EXERCISE REQUIREMENTS: Return each line of the data that follows exactly as it reads.

┄┄┄┄┄┄

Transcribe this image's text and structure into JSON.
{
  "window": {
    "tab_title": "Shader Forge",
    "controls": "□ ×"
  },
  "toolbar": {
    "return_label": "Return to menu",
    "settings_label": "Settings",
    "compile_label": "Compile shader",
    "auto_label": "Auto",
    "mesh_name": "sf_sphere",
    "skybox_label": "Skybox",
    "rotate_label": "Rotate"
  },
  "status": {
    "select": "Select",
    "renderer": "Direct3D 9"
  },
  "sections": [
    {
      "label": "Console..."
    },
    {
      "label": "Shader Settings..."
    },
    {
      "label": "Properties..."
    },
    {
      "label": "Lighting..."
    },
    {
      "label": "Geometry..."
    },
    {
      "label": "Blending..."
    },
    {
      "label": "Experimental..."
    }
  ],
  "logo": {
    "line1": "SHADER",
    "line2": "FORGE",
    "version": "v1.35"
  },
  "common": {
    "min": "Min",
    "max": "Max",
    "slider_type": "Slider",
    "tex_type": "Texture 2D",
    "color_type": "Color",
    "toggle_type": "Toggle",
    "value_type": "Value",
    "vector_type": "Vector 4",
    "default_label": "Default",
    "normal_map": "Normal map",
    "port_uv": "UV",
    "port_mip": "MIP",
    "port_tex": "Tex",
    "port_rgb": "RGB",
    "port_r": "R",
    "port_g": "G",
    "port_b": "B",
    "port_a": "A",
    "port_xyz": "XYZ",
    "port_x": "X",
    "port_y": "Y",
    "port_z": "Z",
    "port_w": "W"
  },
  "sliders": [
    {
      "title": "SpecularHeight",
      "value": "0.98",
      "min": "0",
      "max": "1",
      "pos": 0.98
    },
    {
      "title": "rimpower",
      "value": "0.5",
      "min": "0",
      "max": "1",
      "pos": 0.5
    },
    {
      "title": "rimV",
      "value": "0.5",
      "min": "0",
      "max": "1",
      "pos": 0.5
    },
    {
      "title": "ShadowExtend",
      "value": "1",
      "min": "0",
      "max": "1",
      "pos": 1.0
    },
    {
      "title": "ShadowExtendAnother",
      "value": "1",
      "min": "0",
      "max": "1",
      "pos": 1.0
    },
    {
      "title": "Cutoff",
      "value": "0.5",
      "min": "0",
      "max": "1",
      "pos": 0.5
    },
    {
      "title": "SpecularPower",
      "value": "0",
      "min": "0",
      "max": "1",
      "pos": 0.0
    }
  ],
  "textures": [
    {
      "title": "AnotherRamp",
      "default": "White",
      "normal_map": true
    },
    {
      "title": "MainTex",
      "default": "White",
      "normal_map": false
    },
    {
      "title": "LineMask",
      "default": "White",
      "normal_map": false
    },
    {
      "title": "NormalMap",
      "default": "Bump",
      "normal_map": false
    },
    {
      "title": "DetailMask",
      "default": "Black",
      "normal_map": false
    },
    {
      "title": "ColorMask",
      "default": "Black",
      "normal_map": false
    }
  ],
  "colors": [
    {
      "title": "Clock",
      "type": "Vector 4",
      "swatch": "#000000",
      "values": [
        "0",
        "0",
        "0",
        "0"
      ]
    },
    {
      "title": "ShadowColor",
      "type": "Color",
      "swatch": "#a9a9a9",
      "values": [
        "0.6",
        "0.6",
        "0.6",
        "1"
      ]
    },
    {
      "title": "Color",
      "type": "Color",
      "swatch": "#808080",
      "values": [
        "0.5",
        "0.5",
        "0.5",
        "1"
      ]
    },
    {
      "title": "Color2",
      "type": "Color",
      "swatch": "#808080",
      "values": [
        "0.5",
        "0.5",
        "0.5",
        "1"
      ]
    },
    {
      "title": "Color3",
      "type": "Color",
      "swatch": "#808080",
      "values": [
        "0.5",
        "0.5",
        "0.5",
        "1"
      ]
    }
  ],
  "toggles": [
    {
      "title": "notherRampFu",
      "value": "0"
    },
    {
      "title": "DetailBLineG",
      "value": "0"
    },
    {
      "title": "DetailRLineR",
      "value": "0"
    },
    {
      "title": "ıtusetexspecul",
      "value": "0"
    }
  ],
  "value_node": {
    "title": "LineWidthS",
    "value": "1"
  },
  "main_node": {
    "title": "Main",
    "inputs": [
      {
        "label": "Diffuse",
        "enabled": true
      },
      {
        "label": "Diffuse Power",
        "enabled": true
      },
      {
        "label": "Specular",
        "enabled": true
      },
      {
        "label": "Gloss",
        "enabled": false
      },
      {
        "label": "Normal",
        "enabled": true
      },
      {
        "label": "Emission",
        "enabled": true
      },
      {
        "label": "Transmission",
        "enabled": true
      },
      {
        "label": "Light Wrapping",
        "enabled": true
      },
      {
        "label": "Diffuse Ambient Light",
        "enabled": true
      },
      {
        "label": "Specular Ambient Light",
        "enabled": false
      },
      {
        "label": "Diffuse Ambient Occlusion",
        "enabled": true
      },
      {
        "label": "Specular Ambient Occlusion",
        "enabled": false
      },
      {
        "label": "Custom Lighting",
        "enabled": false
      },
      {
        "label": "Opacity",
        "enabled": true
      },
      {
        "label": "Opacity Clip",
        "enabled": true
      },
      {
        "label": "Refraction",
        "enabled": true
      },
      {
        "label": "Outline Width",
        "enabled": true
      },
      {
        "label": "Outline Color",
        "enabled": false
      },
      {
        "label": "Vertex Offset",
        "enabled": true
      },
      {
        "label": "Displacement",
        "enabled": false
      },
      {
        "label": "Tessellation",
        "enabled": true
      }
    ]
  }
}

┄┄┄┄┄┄

WRITTEN RESPONSE:
Transcribe this image's text and structure into JSON.
{
  "window": {
    "tab_title": "Shader Forge",
    "controls": "□ ×"
  },
  "toolbar": {
    "return_label": "Return to menu",
    "settings_label": "Settings",
    "compile_label": "Compile shader",
    "auto_label": "Auto",
    "mesh_name": "sf_sphere",
    "skybox_label": "Skybox",
    "rotate_label": "Rotate"
  },
  "status": {
    "select": "Select",
    "renderer": "Direct3D 9"
  },
  "sections": [
    {
      "label": "Console..."
    },
    {
      "label": "Shader Settings..."
    },
    {
      "label": "Properties..."
    },
    {
      "label": "Lighting..."
    },
    {
      "label": "Geometry..."
    },
    {
      "label": "Blending..."
    },
    {
      "label": "Experimental..."
    }
  ],
  "logo": {
    "line1": "SHADER",
    "line2": "FORGE",
    "version": "v1.35"
  },
  "common": {
    "min": "Min",
    "max": "Max",
    "slider_type": "Slider",
    "tex_type": "Texture 2D",
    "color_type": "Color",
    "toggle_type": "Toggle",
    "value_type": "Value",
    "vector_type": "Vector 4",
    "default_label": "Default",
    "normal_map": "Normal map",
    "port_uv": "UV",
    "port_mip": "MIP",
    "port_tex": "Tex",
    "port_rgb": "RGB",
    "port_r": "R",
    "port_g": "G",
    "port_b": "B",
    "port_a": "A",
    "port_xyz": "XYZ",
    "port_x": "X",
    "port_y": "Y",
    "port_z": "Z",
    "port_w": "W"
  },
  "sliders": [
    {
      "title": "SpecularHeight",
      "value": "0.98",
      "min": "0",
      "max": "1",
      "pos": 0.98
    },
    {
      "title": "rimpower",
      "value": "0.5",
      "min": "0",
      "max": "1",
      "pos": 0.5
    },
    {
      "title": "rimV",
      "value": "0.5",
      "min": "0",
      "max": "1",
      "pos": 0.5
    },
    {
      "title": "ShadowExtend",
      "value": "1",
      "min": "0",
      "max": "1",
      "pos": 1.0
    },
    {
      "title": "ShadowExtendAnother",
      "value": "1",
      "min": "0",
      "max": "1",
      "pos": 1.0
    },
    {
      "title": "Cutoff",
      "value": "0.5",
      "min": "0",
      "max": "1",
      "pos": 0.5
    },
    {
      "title": "SpecularPower",
      "value": "0",
      "min": "0",
      "max": "1",
      "pos": 0.0
    }
  ],
  "textures": [
    {
      "title": "AnotherRamp",
      "default": "White",
      "normal_map": true
    },
    {
      "title": "MainTex",
      "default": "White",
      "normal_map": false
    },
    {
      "title": "LineMask",
      "default": "White",
      "normal_map": false
    },
    {
      "title": "NormalMap",
      "default": "Bump",
      "normal_map": false
    },
    {
      "title": "DetailMask",
      "default": "Black",
      "normal_map": false
    },
    {
      "title": "ColorMask",
      "default": "Black",
      "normal_map": false
    }
  ],
  "colors": [
    {
      "title": "Clock",
      "type": "Vector 4",
      "swatch": "#000000",
      "values": [
        "0",
        "0",
        "0",
        "0"
      ]
    },
    {
      "title": "ShadowColor",
      "type": "Color",
      "swatch": "#a9a9a9",
      "values": [
        "0.6",
        "0.6",
        "0.6",
        "1"
      ]
    },
    {
      "title": "Color",
      "type": "Color",
      "swatch": "#808080",
      "values": [
        "0.5",
        "0.5",
        "0.5",
        "1"
      ]
    },
    {
      "title": "Color2",
      "type": "Color",
      "swatch": "#808080",
      "values": [
        "0.5",
        "0.5",
        "0.5",
        "1"
      ]
    },
    {
      "title": "Color3",
      "type": "Color",
      "swatch": "#808080",
      "values": [
        "0.5",
        "0.5",
        "0.5",
        "1"
      ]
    }
  ],
  "toggles": [
    {
      "title": "notherRampFu",
      "value": "0"
    },
    {
      "title": "DetailBLineG",
      "value": "0"
    },
    {
      "title": "DetailRLineR",
      "value": "0"
    },
    {
      "title": "ıtusetexspecul",
      "value": "0"
    }
  ],
  "value_node": {
    "title": "LineWidthS",
    "value": "1"
  },
  "main_node": {
    "title": "Main",
    "inputs": [
      {
        "label": "Diffuse",
        "enabled": true
      },
      {
        "label": "Diffuse Power",
        "enabled": true
      },
      {
        "label": "Specular",
        "enabled": true
      },
      {
        "label": "Gloss",
        "enabled": false
      },
      {
        "label": "Normal",
        "enabled": true
      },
      {
        "label": "Emission",
        "enabled": true
      },
      {
        "label": "Transmission",
        "enabled": true
      },
      {
        "label": "Light Wrapping",
        "enabled": true
      },
      {
        "label": "Diffuse Ambient Light",
        "enabled": true
      },
      {
        "label": "Specular Ambient Light",
        "enabled": false
      },
      {
        "label": "Diffuse Ambient Occlusion",
        "enabled": true
      },
      {
        "label": "Specular Ambient Occlusion",
        "enabled": false
      },
      {
        "label": "Custom Lighting",
        "enabled": false
      },
      {
        "label": "Opacity",
        "enabled": true
      },
      {
        "label": "Opacity Clip",
        "enabled": true
      },
      {
        "label": "Refraction",
        "enabled": true
      },
      {
        "label": "Outline Width",
        "enabled": true
      },
      {
        "label": "Outline Color",
        "enabled": false
      },
      {
        "label": "Vertex Offset",
        "enabled": true
      },
      {
        "label": "Displacement",
        "enabled": false
      },
      {
        "label": "Tessellation",
        "enabled": true
      }
    ]
  }
}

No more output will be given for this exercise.